What are some of the key challenges that you think the sector is facing going forward (retail recovery from COVID-19, lack of shelf space, risk averse retail, etc)?
We’re going to need to find creative solutions to factor in social distancing for all our activations, packaging and product development and for a preschool audience that is very tactile and sensory motivated that’s not always easy.
How we approach retail is going to be one of the biggest challenges for any brand in the near future. We recognise the need to remain agile and diversify our category mix to address the changing needs of the world with a particular focus on e-commerce and the value channel. With many retailers operating under social distancing rules and trying to win back consumer confidence, more and more people will turn to online shopping to meet their buying needs and we’re ready to embrace that with our product offering and promotional mix.
How easy is it for new brands to break through at the moment?
It’s never been easy for new brands to break through, and now there are additional challenges to contend with. Economic downturns don’t tend to create an environment where retailers are willing to take a gamble on a new property and its usually at these times that heritage and nostalgia brands do well.
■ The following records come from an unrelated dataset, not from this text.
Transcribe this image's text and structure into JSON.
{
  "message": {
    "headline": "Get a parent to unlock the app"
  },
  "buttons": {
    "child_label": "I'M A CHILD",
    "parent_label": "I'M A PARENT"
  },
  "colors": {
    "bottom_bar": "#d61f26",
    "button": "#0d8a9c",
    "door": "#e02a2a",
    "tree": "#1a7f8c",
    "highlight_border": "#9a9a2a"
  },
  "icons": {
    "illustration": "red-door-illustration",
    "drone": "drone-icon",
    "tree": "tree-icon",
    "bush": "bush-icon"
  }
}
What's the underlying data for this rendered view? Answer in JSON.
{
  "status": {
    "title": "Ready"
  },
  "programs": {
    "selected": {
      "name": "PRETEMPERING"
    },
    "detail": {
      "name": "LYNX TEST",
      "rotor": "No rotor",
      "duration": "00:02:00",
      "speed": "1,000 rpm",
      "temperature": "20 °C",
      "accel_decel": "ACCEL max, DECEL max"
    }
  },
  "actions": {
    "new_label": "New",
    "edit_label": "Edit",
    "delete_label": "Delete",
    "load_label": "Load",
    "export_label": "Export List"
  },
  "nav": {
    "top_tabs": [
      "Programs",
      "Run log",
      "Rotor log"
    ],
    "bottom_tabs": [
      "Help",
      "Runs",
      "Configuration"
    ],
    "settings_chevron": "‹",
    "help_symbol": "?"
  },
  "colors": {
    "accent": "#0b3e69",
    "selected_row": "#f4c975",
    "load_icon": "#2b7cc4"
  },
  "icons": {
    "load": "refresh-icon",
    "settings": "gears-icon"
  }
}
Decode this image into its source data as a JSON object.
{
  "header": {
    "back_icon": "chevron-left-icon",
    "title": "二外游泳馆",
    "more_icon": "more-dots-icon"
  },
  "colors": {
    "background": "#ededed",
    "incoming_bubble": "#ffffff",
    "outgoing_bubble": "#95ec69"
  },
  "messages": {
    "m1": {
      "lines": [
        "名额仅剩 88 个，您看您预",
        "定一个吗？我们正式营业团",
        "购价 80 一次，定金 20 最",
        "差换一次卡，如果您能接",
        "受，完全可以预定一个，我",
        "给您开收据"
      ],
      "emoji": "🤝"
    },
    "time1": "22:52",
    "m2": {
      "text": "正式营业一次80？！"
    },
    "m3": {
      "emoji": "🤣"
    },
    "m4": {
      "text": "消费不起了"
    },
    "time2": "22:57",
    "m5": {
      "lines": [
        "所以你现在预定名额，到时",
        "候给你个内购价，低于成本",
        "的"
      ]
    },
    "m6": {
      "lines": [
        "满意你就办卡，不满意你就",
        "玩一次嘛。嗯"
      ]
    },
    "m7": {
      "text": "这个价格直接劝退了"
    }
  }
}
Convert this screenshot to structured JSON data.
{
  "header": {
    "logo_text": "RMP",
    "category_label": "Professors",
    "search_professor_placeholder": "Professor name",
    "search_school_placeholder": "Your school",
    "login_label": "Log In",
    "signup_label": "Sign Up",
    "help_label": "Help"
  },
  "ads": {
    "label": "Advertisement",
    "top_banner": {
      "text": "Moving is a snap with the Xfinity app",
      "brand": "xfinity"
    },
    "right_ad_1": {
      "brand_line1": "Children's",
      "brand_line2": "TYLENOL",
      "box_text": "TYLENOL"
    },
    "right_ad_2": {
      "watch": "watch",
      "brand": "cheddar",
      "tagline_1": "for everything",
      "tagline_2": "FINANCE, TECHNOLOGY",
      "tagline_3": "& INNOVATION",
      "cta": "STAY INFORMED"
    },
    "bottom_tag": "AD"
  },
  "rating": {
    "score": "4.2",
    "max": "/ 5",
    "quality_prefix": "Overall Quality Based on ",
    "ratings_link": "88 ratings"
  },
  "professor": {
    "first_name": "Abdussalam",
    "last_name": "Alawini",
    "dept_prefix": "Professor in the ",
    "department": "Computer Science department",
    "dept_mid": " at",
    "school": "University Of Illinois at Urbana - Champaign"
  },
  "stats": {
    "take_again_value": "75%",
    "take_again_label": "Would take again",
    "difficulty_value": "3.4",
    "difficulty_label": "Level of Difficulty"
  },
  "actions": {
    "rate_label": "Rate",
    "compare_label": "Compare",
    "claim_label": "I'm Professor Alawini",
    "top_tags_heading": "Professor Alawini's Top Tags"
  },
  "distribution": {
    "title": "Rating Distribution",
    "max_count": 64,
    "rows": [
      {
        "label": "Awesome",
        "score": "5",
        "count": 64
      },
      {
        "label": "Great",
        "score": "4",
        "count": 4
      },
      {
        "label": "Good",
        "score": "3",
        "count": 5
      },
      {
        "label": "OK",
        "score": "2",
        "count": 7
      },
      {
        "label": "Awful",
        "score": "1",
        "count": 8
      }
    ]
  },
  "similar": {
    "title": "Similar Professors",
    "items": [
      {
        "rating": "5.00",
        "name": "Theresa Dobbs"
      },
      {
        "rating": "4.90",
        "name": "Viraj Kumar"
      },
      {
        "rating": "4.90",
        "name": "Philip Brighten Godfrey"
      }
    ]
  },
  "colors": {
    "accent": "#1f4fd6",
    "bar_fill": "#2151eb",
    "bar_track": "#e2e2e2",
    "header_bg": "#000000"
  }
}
With reduced retail opportunities and a multitude of broadcast platforms and subscription services all vying for attention, the marketplace is fragmented and it’s difficult to cut through, although the next big thing could come from anywhere. There’s huge potential in the digital space given the popularity of tablets among preschoolers, particularly during lockdown.
What would you most like to achieve for your preschool brands from the remainder of 2020 and into 2021?
Our brand portfolio is our strength that will set us up for success in 2021.
Following the initial release of TOMY’s Ricky Zoom core toy line this summer, we’re building towards a full product roll out which will see new categories introduced at retail in 2021.
We’re looking forward to a time when we’ll be able to bring back more of our live events and attractions in 2021, such as the theatre shows, and it would be great to move forward with some of the events that were paused this year, such as the Tokyo Olympics in summer 2021 where Peppa Pig has been announced as an official partner for Team GB.
Our Peppa Pig Afternoon Tea Bus launched in London recently in partnership with Brigit’s Bakery and proved to be a big success, which demonstrates the demand for these sorts of experiences to start operating again.